I'll confess that I've never really given much thought to Roman armour. This despite the fact that I've spent no small amount of time taking a look at all sorts of sculptural friezes with well armoured Roman soldiers, including those famous ones on Trajan's Column (http://cheiron.mcmaster.ca/~trajan/). Not all of those are armoured - and some have speculated that this has more to do with different types of soldiers than anything. Though even with this things get muddled - are those not heavily armoured depicted necessarily auxiliaries? What of those men standing around Trajan when he's giving an exhortation? Are they auxiliaries? If they are legionaries does this lend credence to the fictional speeches in historiography view?
Anyway, back to the issue at hand. Quite a few soldiers on the column have the sort of equipment that Andrew's wearing above (lorica segmentata), and that we usually find on Roman soldiers in movies like Gladiator. On Trajan's Column, some are fighting (the testudo scene for example), while others are marching (those crossing the boat-bridge). Does this mean that we should assume that legionaries were always wearing this sort of stuff?
Well, we could look for some comparative evidence from other sculptural friezes. I took a bunch of photos of Roman soldiers from tombstone reliefs when I was at the most recent Limes Congress (XXII - http://www.limes2012.naim.bg/) in Ruse, Bulgaria. Here are a couple of highlights:

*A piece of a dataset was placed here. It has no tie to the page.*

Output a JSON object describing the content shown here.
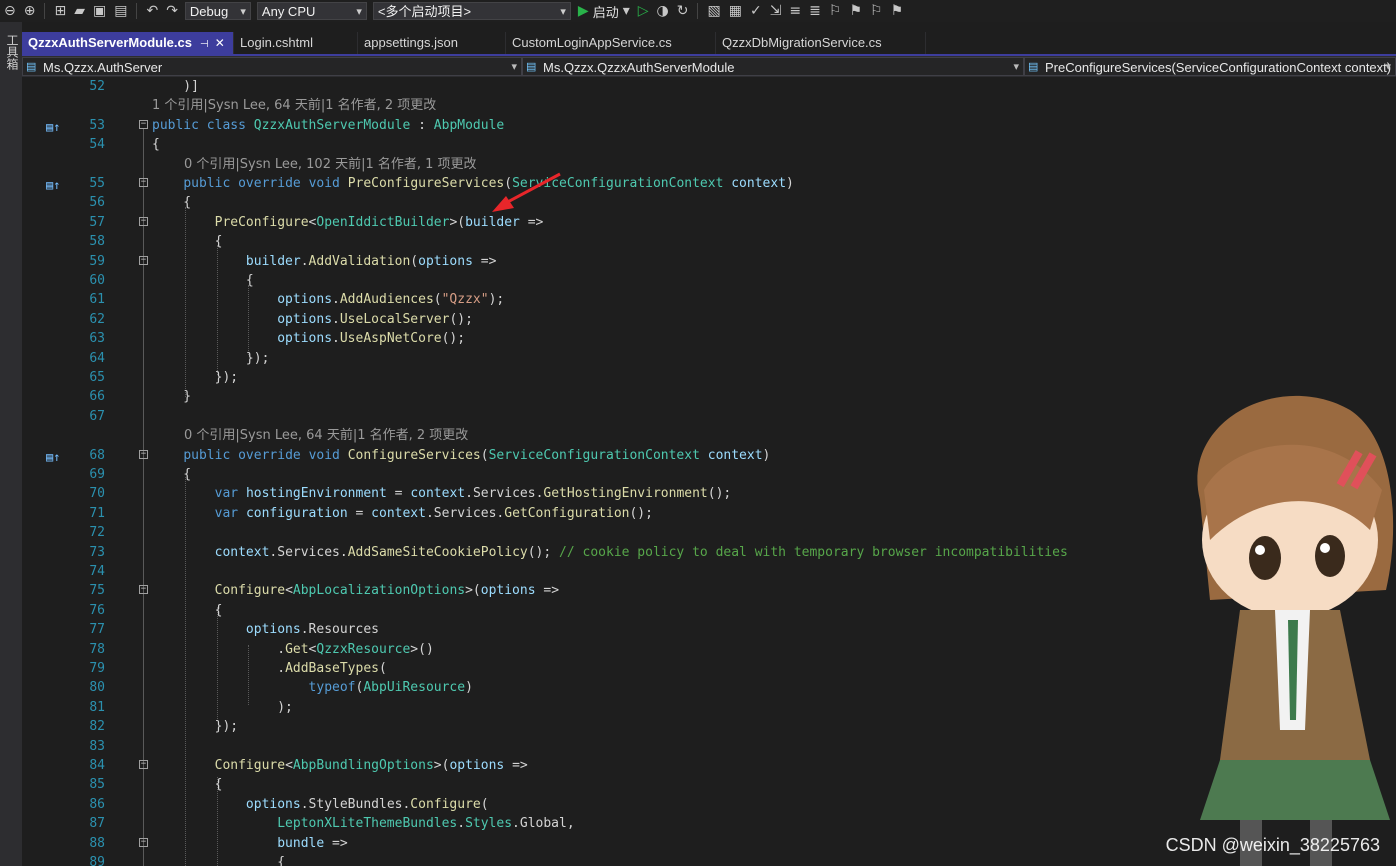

I'd hoped that I had some with heavy armour on, but no dice. The fact that these soldiers on the friezes that I took pictures of are on horseback, and that they hail from a provincial context, does suggest that these are auxiliaries. So, these pictures are perhaps less helpful.
But, all's not lost, and here's where the reenactment business kicks in. When I picked up the armour, whether the lorica or chainmail (which was also available), I was surprised - especially with the chainmail - at just how heavy it was. The heaviness of the armour got me thinking about all those slaves that Roth argued, some time ago (Historia 1994), were attached to each legion (bringing the total from around 5200 soldiers on paper to close to 6600 men in each legion). I was convinced anyway, but am even more so now. Holding that armour - and trying to put the stuff on in the first place - made me realize just how much easier it is to have those slaves around. The soldiers could have used that help to put the damn stuff on, and if they could swing it to carry their armour and equipment when marching great distances. And, if your common legionary couldn't swing it I at least think that officers could have swung it.
The firsthand (so to speak) experience also helps to illustrate the difficulty in orchestrating a major military campaign, and how impressive the Romans were for being able to do this with such success for so long. It also strengthens my belief that Justinian's reconquest campaigns (discussed in an earlier blog) were, as I argued, fairly substantial efforts, despite the seemingly paltry numbers reported by Procopius. The sixth century empire, for all its wealth up until the plague struck, lacked the logistical support of the army of the Principate and couldn't hope to carry on a major expedition 100s or 1000s of miles away from home anywhere near as effectively as its predecessor with anywhere near the same number of men and gear. Rather, we should be impressed that they were able to carry it off in the first place, for all the trouble it caused them.
So, with this new-found appreciation for reenactment stuff (less useful when thinking about historiography and more useful when thinking about military stuff) I think I'll be taking a hard look at what some practical exercises can tell me about the Roman military that the textual, epigraphical, and papyrological material can't. I'm also thinking that I need to get me a Roman legionary's battle-outfit! But, I might still aim for that elusive Storm Trooper's costume first.